Only the text of the records, copied exactly, is wanted; no pictures.

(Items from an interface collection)

= Beginning of Section =

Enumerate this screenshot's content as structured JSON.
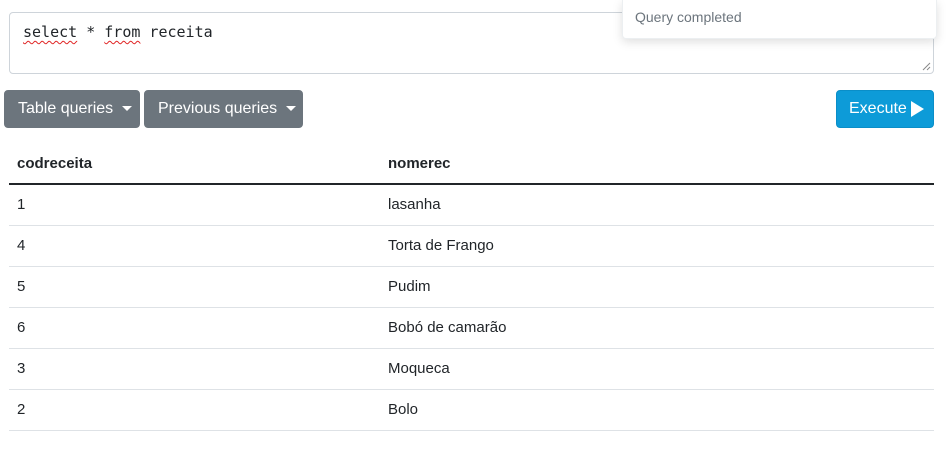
{
  "editor": {
    "keyword_select": "select",
    "middle": " * ",
    "keyword_from": "from",
    "tail": " receita"
  },
  "toast": {
    "message": "Query completed"
  },
  "toolbar": {
    "table_queries_label": "Table queries",
    "previous_queries_label": "Previous queries",
    "execute_label": "Execute",
    "execute_icon": "play-icon",
    "dropdown_icon": "caret-down-icon"
  },
  "results": {
    "columns": [
      "codreceita",
      "nomerec"
    ],
    "rows": [
      [
        "1",
        "lasanha"
      ],
      [
        "4",
        "Torta de Frango"
      ],
      [
        "5",
        "Pudim"
      ],
      [
        "6",
        "Bobó de camarão"
      ],
      [
        "3",
        "Moqueca"
      ],
      [
        "2",
        "Bolo"
      ]
    ]
  },
  "colors": {
    "secondary": "#6c757d",
    "primary": "#0d9bd8",
    "text": "#212529"
  }
}
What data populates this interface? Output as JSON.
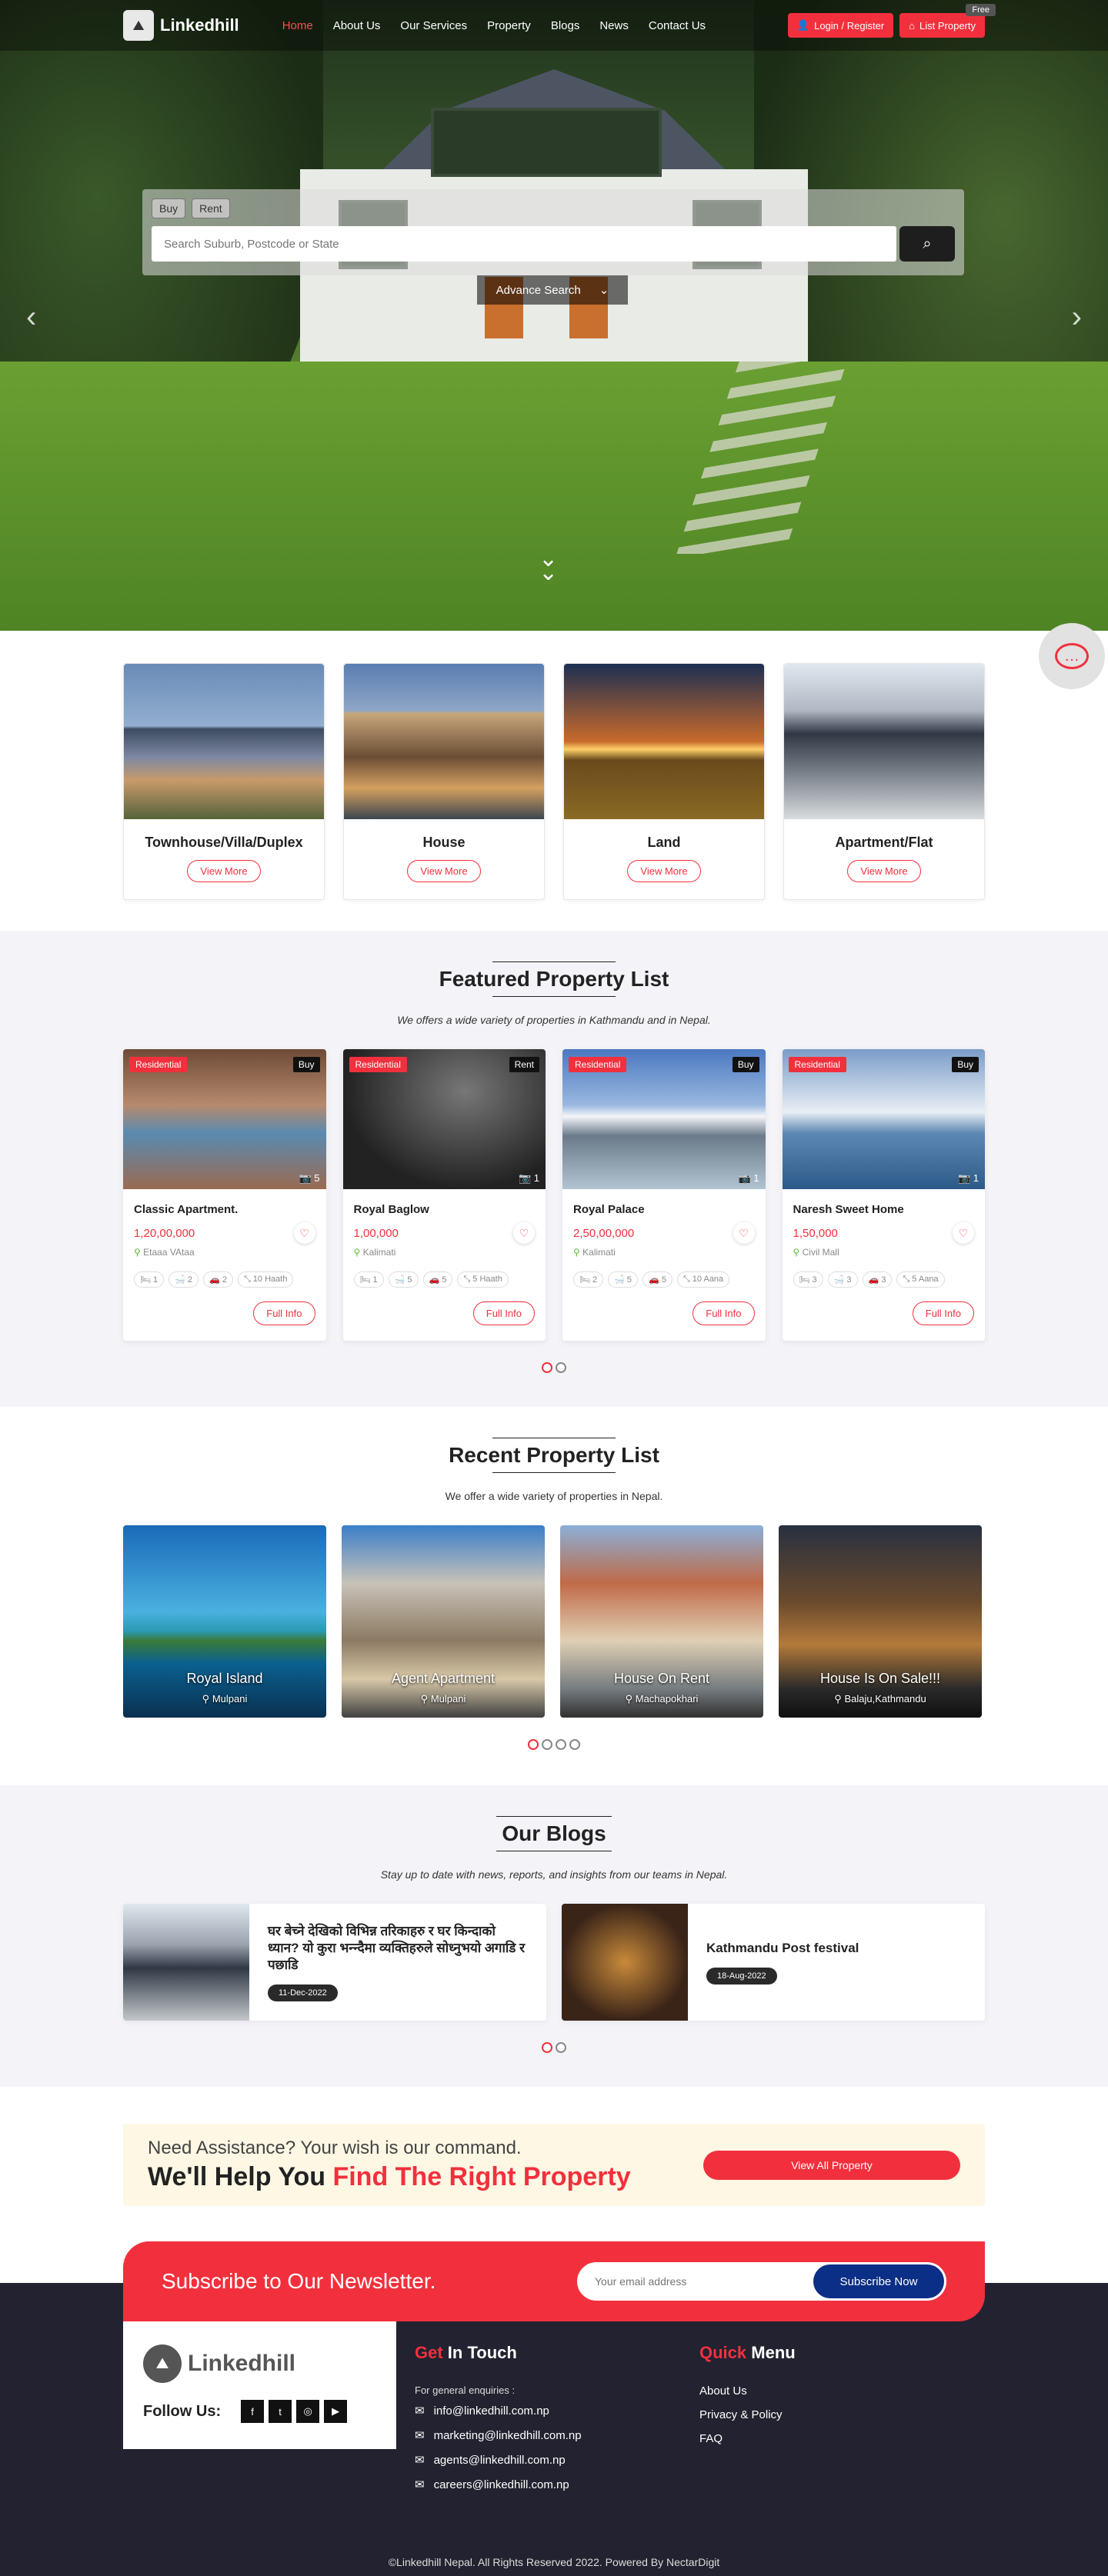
{
  "nav": {
    "brand": "Linkedhill",
    "links": [
      "Home",
      "About Us",
      "Our Services",
      "Property",
      "Blogs",
      "News",
      "Contact Us"
    ],
    "active": "Home",
    "login": "Login / Register",
    "list_property": "List Property",
    "free_badge": "Free"
  },
  "hero": {
    "tabs": [
      "Buy",
      "Rent"
    ],
    "search_placeholder": "Search Suburb, Postcode or State",
    "advance_search": "Advance Search"
  },
  "categories": [
    {
      "title": "Townhouse/Villa/Duplex",
      "cta": "View More"
    },
    {
      "title": "House",
      "cta": "View More"
    },
    {
      "title": "Land",
      "cta": "View More"
    },
    {
      "title": "Apartment/Flat",
      "cta": "View More"
    }
  ],
  "featured": {
    "title": "Featured Property List",
    "subtitle": "We offers a wide variety of properties in Kathmandu and in Nepal.",
    "items": [
      {
        "tag": "Residential",
        "type": "Buy",
        "photos": "5",
        "name": "Classic Apartment.",
        "price": "1,20,00,000",
        "location": "Etaaa VAtaa",
        "beds": "1",
        "baths": "2",
        "parking": "2",
        "area": "10 Haath",
        "cta": "Full Info"
      },
      {
        "tag": "Residential",
        "type": "Rent",
        "photos": "1",
        "name": "Royal Baglow",
        "price": "1,00,000",
        "location": "Kalimati",
        "beds": "1",
        "baths": "5",
        "parking": "5",
        "area": "5 Haath",
        "cta": "Full Info"
      },
      {
        "tag": "Residential",
        "type": "Buy",
        "photos": "1",
        "name": "Royal Palace",
        "price": "2,50,00,000",
        "location": "Kalimati",
        "beds": "2",
        "baths": "5",
        "parking": "5",
        "area": "10 Aana",
        "cta": "Full Info"
      },
      {
        "tag": "Residential",
        "type": "Buy",
        "photos": "1",
        "name": "Naresh Sweet Home",
        "price": "1,50,000",
        "location": "Civil Mall",
        "beds": "3",
        "baths": "3",
        "parking": "3",
        "area": "5 Aana",
        "cta": "Full Info"
      }
    ]
  },
  "recent": {
    "title": "Recent Property List",
    "subtitle": "We offer a wide variety of properties in Nepal.",
    "items": [
      {
        "name": "Royal Island",
        "location": "Mulpani"
      },
      {
        "name": "Agent Apartment",
        "location": "Mulpani"
      },
      {
        "name": "House On Rent",
        "location": "Machapokhari"
      },
      {
        "name": "House Is On Sale!!!",
        "location": "Balaju,Kathmandu"
      }
    ]
  },
  "blogs": {
    "title": "Our Blogs",
    "subtitle": "Stay up to date with news, reports, and insights from our teams in Nepal.",
    "items": [
      {
        "title": "घर बेच्ने देखिको विभिन्न तरिकाहरु र घर किन्दाको ध्यान? यो कुरा भन्न्दैमा व्यक्तिहरुले सोध्नुभयो अगाडि र पछाडि",
        "date": "11-Dec-2022"
      },
      {
        "title": "Kathmandu Post festival",
        "date": "18-Aug-2022"
      }
    ]
  },
  "cta": {
    "small": "Need Assistance? Your wish is our command.",
    "big_plain": "We'll Help You ",
    "big_red": "Find The Right Property",
    "button": "View All Property"
  },
  "newsletter": {
    "title": "Subscribe to Our Newsletter.",
    "placeholder": "Your email address",
    "button": "Subscribe Now"
  },
  "footer": {
    "brand": "Linkedhill",
    "follow": "Follow Us:",
    "touch_red": "Get",
    "touch_rest": " In Touch",
    "enquiries": "For general enquiries :",
    "emails": [
      "info@linkedhill.com.np",
      "marketing@linkedhill.com.np",
      "agents@linkedhill.com.np",
      "careers@linkedhill.com.np"
    ],
    "menu_red": "Quick",
    "menu_rest": " Menu",
    "menu": [
      "About Us",
      "Privacy & Policy",
      "FAQ"
    ],
    "copyright": "©Linkedhill Nepal. All Rights Reserved 2022. Powered By NectarDigit"
  },
  "colors": {
    "accent": "#f2303d",
    "dark": "#222230",
    "newsletter_button": "#0b2e86"
  }
}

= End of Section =

Worked solution |
Enumerate this screenshot's content as structured JSON.
{
  "editor": {
    "keyword_select": "select",
    "middle": " * ",
    "keyword_from": "from",
    "tail": " receita"
  },
  "toast": {
    "message": "Query completed"
  },
  "toolbar": {
    "table_queries_label": "Table queries",
    "previous_queries_label": "Previous queries",
    "execute_label": "Execute",
    "execute_icon": "play-icon",
    "dropdown_icon": "caret-down-icon"
  },
  "results": {
    "columns": [
      "codreceita",
      "nomerec"
    ],
    "rows": [
      [
        "1",
        "lasanha"
      ],
      [
        "4",
        "Torta de Frango"
      ],
      [
        "5",
        "Pudim"
      ],
      [
        "6",
        "Bobó de camarão"
      ],
      [
        "3",
        "Moqueca"
      ],
      [
        "2",
        "Bolo"
      ]
    ]
  },
  "colors": {
    "secondary": "#6c757d",
    "primary": "#0d9bd8",
    "text": "#212529"
  }
}
What data populates this interface? Output as JSON.
{
  "nav": {
    "brand": "Linkedhill",
    "links": [
      "Home",
      "About Us",
      "Our Services",
      "Property",
      "Blogs",
      "News",
      "Contact Us"
    ],
    "active": "Home",
    "login": "Login / Register",
    "list_property": "List Property",
    "free_badge": "Free"
  },
  "hero": {
    "tabs": [
      "Buy",
      "Rent"
    ],
    "search_placeholder": "Search Suburb, Postcode or State",
    "advance_search": "Advance Search"
  },
  "categories": [
    {
      "title": "Townhouse/Villa/Duplex",
      "cta": "View More"
    },
    {
      "title": "House",
      "cta": "View More"
    },
    {
      "title": "Land",
      "cta": "View More"
    },
    {
      "title": "Apartment/Flat",
      "cta": "View More"
    }
  ],
  "featured": {
    "title": "Featured Property List",
    "subtitle": "We offers a wide variety of properties in Kathmandu and in Nepal.",
    "items": [
      {
        "tag": "Residential",
        "type": "Buy",
        "photos": "5",
        "name": "Classic Apartment.",
        "price": "1,20,00,000",
        "location": "Etaaa VAtaa",
        "beds": "1",
        "baths": "2",
        "parking": "2",
        "area": "10 Haath",
        "cta": "Full Info"
      },
      {
        "tag": "Residential",
        "type": "Rent",
        "photos": "1",
        "name": "Royal Baglow",
        "price": "1,00,000",
        "location": "Kalimati",
        "beds": "1",
        "baths": "5",
        "parking": "5",
        "area": "5 Haath",
        "cta": "Full Info"
      },
      {
        "tag": "Residential",
        "type": "Buy",
        "photos": "1",
        "name": "Royal Palace",
        "price": "2,50,00,000",
        "location": "Kalimati",
        "beds": "2",
        "baths": "5",
        "parking": "5",
        "area": "10 Aana",
        "cta": "Full Info"
      },
      {
        "tag": "Residential",
        "type": "Buy",
        "photos": "1",
        "name": "Naresh Sweet Home",
        "price": "1,50,000",
        "location": "Civil Mall",
        "beds": "3",
        "baths": "3",
        "parking": "3",
        "area": "5 Aana",
        "cta": "Full Info"
      }
    ]
  },
  "recent": {
    "title": "Recent Property List",
    "subtitle": "We offer a wide variety of properties in Nepal.",
    "items": [
      {
        "name": "Royal Island",
        "location": "Mulpani"
      },
      {
        "name": "Agent Apartment",
        "location": "Mulpani"
      },
      {
        "name": "House On Rent",
        "location": "Machapokhari"
      },
      {
        "name": "House Is On Sale!!!",
        "location": "Balaju,Kathmandu"
      }
    ]
  },
  "blogs": {
    "title": "Our Blogs",
    "subtitle": "Stay up to date with news, reports, and insights from our teams in Nepal.",
    "items": [
      {
        "title": "घर बेच्ने देखिको विभिन्न तरिकाहरु र घर किन्दाको ध्यान? यो कुरा भन्न्दैमा व्यक्तिहरुले सोध्नुभयो अगाडि र पछाडि",
        "date": "11-Dec-2022"
      },
      {
        "title": "Kathmandu Post festival",
        "date": "18-Aug-2022"
      }
    ]
  },
  "cta": {
    "small": "Need Assistance? Your wish is our command.",
    "big_plain": "We'll Help You ",
    "big_red": "Find The Right Property",
    "button": "View All Property"
  },
  "newsletter": {
    "title": "Subscribe to Our Newsletter.",
    "placeholder": "Your email address",
    "button": "Subscribe Now"
  },
  "footer": {
    "brand": "Linkedhill",
    "follow": "Follow Us:",
    "touch_red": "Get",
    "touch_rest": " In Touch",
    "enquiries": "For general enquiries :",
    "emails": [
      "info@linkedhill.com.np",
      "marketing@linkedhill.com.np",
      "agents@linkedhill.com.np",
      "careers@linkedhill.com.np"
    ],
    "menu_red": "Quick",
    "menu_rest": " Menu",
    "menu": [
      "About Us",
      "Privacy & Policy",
      "FAQ"
    ],
    "copyright": "©Linkedhill Nepal. All Rights Reserved 2022. Powered By NectarDigit"
  },
  "colors": {
    "accent": "#f2303d",
    "dark": "#222230",
    "newsletter_button": "#0b2e86"
  }
}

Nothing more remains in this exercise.